The Rhode Island Marine Archaeology Project (RIMAP) has mapped 9 archaeological sites of the 13 ships that were scuttled in Newport Harbor in 1778, during the American Revolution. A recent Australian National Maritime Museum grant allowed RIMAP to locate historic documents in London that identify the groups of ships in that fleet of 13, and where each group was scuttled. One group of 5 ships included the Lord Sandwich transport, formerly Capt. James Cook’s Endeavour Bark. RIMAP now knows the general area of Newport Harbor where those five ships were scuttled, and in previous work had already mapped 4 of the sites there. A recent analysis of remote sensing data suggests that the 5th site may still exist, too. That means the Rhode Island Marine Archaeology Project now has an 80 to 100% chance that the Lord Sandwich is still in Newport Harbor, and because the Lord Sandwich was Capt. Cook’s Endeavour, that means RIMAP has found her, too.

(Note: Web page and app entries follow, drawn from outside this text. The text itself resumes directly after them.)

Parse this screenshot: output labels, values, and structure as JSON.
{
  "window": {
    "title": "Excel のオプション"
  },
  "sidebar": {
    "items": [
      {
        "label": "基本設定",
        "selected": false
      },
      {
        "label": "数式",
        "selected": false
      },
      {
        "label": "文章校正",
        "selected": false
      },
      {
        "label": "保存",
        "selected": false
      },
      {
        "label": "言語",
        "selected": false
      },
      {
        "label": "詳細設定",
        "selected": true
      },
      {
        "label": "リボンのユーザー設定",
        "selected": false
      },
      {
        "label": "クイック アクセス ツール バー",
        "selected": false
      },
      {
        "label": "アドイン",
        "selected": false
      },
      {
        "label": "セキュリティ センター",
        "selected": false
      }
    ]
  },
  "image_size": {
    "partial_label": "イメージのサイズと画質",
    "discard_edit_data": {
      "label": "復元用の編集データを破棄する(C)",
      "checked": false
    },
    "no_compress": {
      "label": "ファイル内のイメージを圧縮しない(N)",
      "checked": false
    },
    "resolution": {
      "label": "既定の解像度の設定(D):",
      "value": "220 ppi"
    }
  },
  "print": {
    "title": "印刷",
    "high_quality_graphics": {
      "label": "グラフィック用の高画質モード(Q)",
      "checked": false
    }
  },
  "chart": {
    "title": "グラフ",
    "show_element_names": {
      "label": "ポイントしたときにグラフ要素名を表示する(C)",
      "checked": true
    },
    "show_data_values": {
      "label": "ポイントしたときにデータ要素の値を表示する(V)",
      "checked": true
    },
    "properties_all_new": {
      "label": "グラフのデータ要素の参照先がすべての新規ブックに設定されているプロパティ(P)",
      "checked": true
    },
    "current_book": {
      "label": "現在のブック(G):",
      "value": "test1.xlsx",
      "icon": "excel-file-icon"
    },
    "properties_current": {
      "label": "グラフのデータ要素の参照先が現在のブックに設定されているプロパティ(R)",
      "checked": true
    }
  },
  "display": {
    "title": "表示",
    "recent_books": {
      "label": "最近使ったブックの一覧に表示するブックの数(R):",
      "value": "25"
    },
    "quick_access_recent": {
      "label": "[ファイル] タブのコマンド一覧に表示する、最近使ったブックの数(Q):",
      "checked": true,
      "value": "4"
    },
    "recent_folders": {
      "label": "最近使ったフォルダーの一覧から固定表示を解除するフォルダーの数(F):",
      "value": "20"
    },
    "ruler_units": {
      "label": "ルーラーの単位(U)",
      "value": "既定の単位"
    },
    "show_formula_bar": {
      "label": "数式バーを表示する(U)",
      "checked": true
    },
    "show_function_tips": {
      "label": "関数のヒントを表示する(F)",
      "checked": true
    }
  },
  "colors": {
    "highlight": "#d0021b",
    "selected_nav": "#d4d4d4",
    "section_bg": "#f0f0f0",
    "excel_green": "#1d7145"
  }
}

On May 4 RIMAP will describe its 2016 plans to confirm the 5th shipwreck in the limited study area, and will outline what must be done in the future to determine which of the 5 sites there is which ship. The next phase of the archaeological investigation will require a more intense study of each vessel’s structure and its related artifacts. However, before that next phase may begin, there must be a proper facility in place to conserve, manage, display, and store the waterlogged material removed from the archaeological sites. Therefore RIMAP has begun the capital campaign to create the facility to satisfy those technical requirements and allow the intense archaeological fieldwork to begin. The ships in Newport were scuttled in the days leading up to the August 1778 Battle of Rhode Island in Portsmouth, and RIMAP hopes to build its facility at Butts Hill Fort, the center of the American line during that Battle.
May 4, 2016, is Rhode Island’s 240th birthday because it is the anniversary of the Rhode Island Colonial legislature’s disavowal of loyalty to the King of England on May 4, 1776. That was two months before all the colonies issued the formal Declaration of Independence. Tourism related to Rhode Island’s magnificent history is a major economic driver for our state, and the submerged cultural resources here are an as yet undeveloped aspect of that industry. All of the 13 ships lost in Newport during the Revolution are important to American history, but it will be a national celebration in Australia when RIMAP identifies the Lord Sandwich exEndeavour. So for RIMAP to be closing in one of the most important shipwrecks in world history, for that ship to be found in Newport, and for it to have an international reputation, should be an intriguing birthday gift for all of Rhode Island.
The May 4 event is open to the public, and RIMAP representatives will discuss the “Search for Endeavour,” there will be summaries of past research, and the opportunity to ask questions about future plans. That day graphics and other materials related to this effort will also be placed on this website for public review.